» **Activity**
Below is a block of records. Copy every line in it that contains the word "ffffff".

» **Supplied material**
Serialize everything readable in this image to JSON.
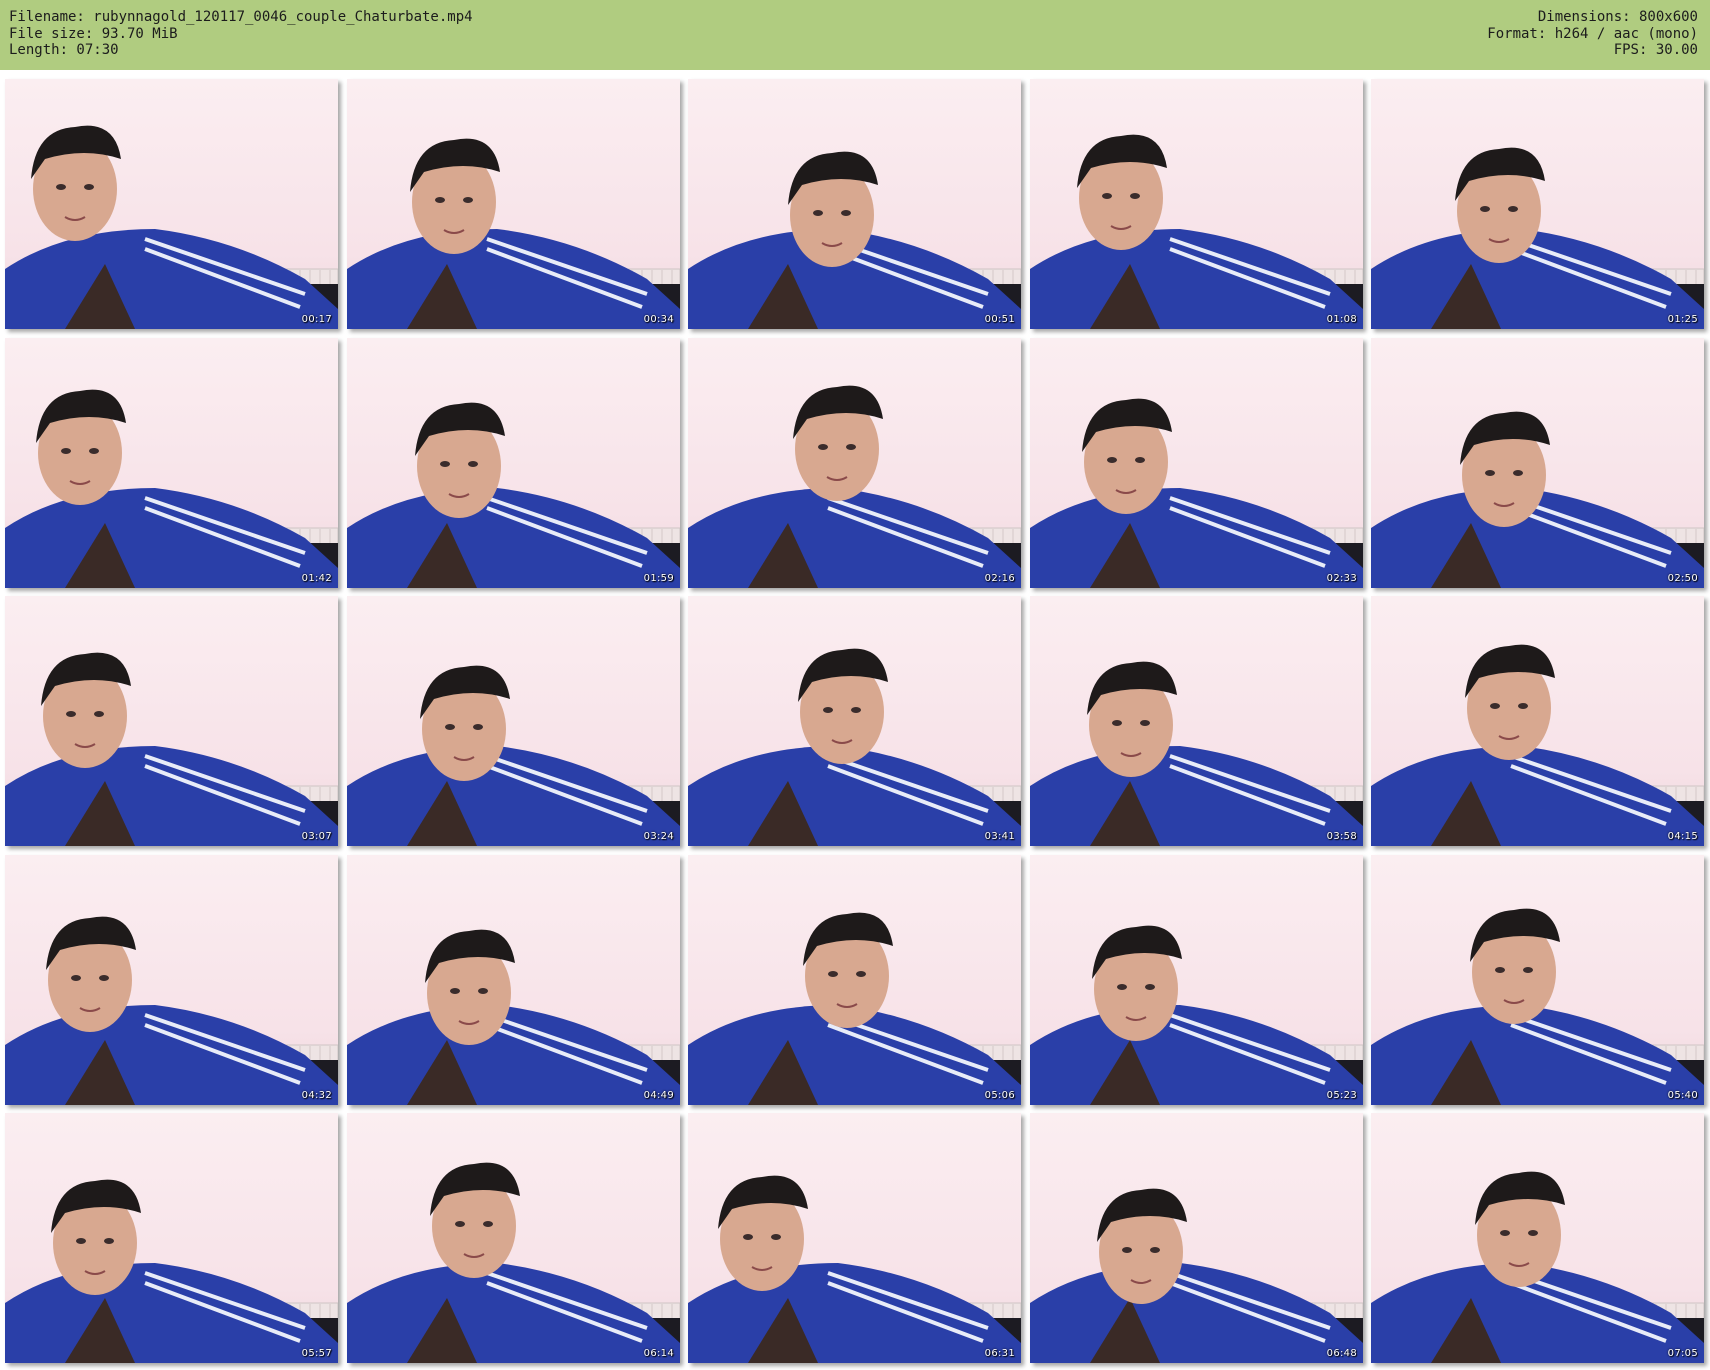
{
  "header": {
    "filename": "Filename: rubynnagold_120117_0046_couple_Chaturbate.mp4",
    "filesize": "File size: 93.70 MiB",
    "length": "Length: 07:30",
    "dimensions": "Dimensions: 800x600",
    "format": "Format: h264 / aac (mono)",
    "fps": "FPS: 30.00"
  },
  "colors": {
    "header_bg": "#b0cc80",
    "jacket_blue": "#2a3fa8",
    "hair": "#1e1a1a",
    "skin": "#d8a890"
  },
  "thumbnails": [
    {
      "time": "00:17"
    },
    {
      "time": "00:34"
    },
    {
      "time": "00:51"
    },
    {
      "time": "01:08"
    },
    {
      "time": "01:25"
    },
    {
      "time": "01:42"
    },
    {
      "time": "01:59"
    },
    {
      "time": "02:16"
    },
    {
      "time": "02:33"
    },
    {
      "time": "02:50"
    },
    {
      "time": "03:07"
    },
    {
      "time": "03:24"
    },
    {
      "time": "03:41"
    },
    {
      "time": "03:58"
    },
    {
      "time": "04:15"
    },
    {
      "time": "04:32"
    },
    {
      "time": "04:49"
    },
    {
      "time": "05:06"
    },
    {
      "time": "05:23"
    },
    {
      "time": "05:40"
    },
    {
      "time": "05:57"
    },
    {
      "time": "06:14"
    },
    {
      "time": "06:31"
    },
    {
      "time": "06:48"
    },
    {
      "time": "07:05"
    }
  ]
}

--

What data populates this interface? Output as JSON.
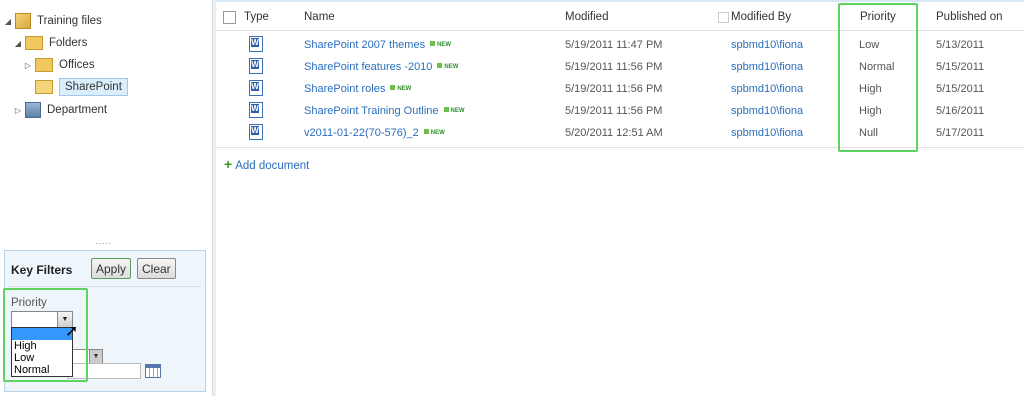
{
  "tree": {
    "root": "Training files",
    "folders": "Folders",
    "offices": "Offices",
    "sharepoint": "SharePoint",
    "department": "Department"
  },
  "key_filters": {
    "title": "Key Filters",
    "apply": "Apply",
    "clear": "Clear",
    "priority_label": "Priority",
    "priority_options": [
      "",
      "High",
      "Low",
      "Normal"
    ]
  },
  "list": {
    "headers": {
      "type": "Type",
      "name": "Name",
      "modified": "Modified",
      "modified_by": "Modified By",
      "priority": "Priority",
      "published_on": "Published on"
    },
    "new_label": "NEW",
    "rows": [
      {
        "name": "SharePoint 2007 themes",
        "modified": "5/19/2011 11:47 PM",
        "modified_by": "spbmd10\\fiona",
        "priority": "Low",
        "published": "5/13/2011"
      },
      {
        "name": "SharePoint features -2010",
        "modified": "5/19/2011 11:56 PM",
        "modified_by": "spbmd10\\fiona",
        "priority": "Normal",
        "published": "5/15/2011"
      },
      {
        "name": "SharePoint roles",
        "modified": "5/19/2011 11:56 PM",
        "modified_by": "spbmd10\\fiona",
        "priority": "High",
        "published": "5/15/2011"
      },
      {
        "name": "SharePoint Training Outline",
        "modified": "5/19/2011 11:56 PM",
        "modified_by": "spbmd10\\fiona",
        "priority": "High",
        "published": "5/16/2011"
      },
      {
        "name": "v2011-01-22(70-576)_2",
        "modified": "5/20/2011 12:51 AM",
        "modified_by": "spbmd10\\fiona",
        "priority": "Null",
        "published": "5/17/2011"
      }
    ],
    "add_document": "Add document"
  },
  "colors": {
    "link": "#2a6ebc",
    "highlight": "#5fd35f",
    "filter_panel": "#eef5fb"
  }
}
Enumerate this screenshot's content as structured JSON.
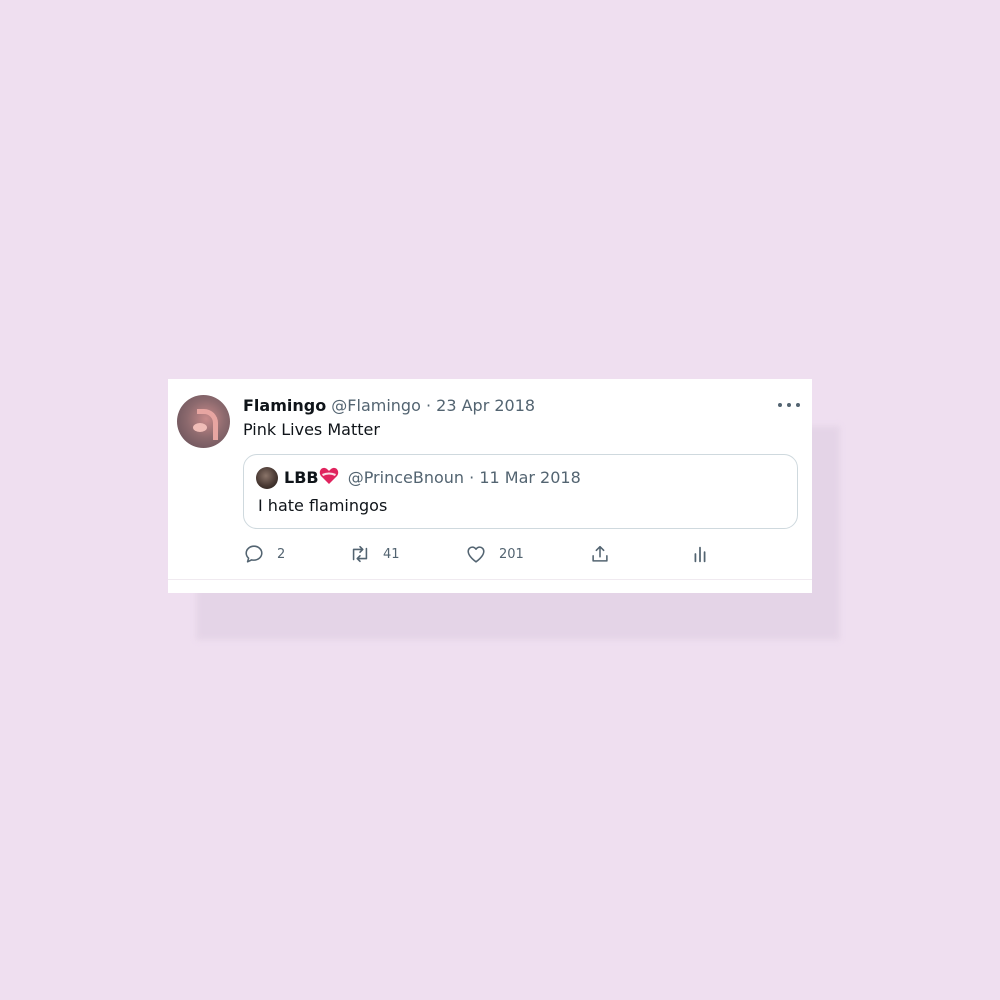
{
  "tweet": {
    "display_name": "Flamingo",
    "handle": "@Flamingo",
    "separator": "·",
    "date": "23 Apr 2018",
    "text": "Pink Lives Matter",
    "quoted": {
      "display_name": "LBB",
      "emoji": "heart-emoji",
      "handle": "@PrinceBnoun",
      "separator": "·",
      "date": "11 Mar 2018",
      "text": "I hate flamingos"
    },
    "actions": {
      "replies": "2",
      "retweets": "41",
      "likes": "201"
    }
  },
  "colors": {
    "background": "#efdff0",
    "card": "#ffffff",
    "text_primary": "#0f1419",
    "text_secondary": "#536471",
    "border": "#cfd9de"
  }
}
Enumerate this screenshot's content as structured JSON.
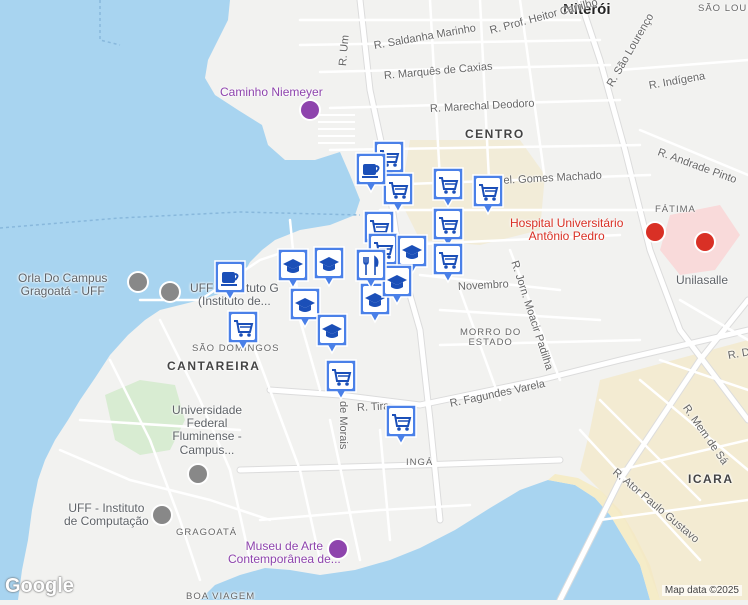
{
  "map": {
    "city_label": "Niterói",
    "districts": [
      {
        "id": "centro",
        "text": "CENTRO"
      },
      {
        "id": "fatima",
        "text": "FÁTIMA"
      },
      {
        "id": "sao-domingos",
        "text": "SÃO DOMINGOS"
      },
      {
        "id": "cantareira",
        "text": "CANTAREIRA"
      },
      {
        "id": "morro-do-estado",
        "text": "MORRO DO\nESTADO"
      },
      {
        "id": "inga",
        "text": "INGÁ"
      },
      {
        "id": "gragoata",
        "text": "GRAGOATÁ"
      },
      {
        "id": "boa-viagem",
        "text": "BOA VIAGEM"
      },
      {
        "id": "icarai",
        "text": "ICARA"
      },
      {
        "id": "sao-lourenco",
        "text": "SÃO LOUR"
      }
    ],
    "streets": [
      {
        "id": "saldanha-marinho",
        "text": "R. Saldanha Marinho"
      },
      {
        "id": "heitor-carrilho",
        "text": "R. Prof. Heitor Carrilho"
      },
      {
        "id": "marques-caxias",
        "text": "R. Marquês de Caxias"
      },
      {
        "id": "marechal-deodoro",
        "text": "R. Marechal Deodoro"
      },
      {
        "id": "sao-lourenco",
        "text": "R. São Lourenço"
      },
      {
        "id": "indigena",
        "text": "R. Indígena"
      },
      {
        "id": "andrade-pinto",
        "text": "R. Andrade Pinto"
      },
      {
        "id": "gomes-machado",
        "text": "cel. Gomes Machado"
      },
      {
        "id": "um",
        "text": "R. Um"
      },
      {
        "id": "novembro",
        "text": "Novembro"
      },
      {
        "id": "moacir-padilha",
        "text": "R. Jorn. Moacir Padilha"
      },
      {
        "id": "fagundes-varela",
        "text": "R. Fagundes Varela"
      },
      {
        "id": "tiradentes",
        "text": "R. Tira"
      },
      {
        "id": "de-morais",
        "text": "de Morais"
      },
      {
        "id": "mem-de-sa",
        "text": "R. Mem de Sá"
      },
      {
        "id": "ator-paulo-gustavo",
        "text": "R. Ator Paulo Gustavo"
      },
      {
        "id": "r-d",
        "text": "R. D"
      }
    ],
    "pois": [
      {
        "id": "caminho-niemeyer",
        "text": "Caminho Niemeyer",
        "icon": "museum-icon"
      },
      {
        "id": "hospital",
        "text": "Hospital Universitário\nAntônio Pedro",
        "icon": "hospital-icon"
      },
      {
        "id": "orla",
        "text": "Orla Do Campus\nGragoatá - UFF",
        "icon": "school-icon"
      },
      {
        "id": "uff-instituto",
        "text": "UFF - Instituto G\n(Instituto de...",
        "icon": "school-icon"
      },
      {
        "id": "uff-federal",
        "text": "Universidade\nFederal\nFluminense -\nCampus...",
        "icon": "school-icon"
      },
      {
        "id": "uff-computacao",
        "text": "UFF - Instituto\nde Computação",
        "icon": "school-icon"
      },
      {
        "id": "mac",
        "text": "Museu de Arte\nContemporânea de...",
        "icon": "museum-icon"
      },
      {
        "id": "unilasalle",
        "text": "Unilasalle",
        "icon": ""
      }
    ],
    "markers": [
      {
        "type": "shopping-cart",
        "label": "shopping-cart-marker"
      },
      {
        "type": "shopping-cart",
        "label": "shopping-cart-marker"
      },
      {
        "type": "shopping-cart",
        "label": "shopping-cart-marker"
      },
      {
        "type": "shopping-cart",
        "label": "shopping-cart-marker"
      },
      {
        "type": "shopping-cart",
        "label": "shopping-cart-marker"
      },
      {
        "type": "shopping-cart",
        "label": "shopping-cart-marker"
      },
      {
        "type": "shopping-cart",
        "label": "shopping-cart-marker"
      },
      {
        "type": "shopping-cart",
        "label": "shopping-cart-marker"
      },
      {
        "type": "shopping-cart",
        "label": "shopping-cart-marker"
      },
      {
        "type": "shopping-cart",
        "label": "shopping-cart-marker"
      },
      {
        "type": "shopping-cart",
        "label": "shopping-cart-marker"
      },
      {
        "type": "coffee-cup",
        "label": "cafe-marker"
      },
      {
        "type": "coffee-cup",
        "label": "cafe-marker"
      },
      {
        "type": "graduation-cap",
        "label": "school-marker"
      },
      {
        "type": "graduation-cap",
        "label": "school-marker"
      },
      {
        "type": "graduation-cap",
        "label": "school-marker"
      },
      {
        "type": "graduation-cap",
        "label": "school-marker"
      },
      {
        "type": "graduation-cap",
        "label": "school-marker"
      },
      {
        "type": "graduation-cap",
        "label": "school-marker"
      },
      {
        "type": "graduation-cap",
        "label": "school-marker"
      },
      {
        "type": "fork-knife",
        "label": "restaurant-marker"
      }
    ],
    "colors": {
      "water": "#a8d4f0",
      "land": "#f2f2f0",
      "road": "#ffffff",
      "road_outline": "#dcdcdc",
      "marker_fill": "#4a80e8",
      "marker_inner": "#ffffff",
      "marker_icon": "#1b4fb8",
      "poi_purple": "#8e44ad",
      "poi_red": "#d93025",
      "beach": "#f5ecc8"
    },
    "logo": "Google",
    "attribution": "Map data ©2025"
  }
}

» **Answer box**
    "card": "#ffffff",
      "road": "#ffffff",
      "marker_inner": "#ffffff",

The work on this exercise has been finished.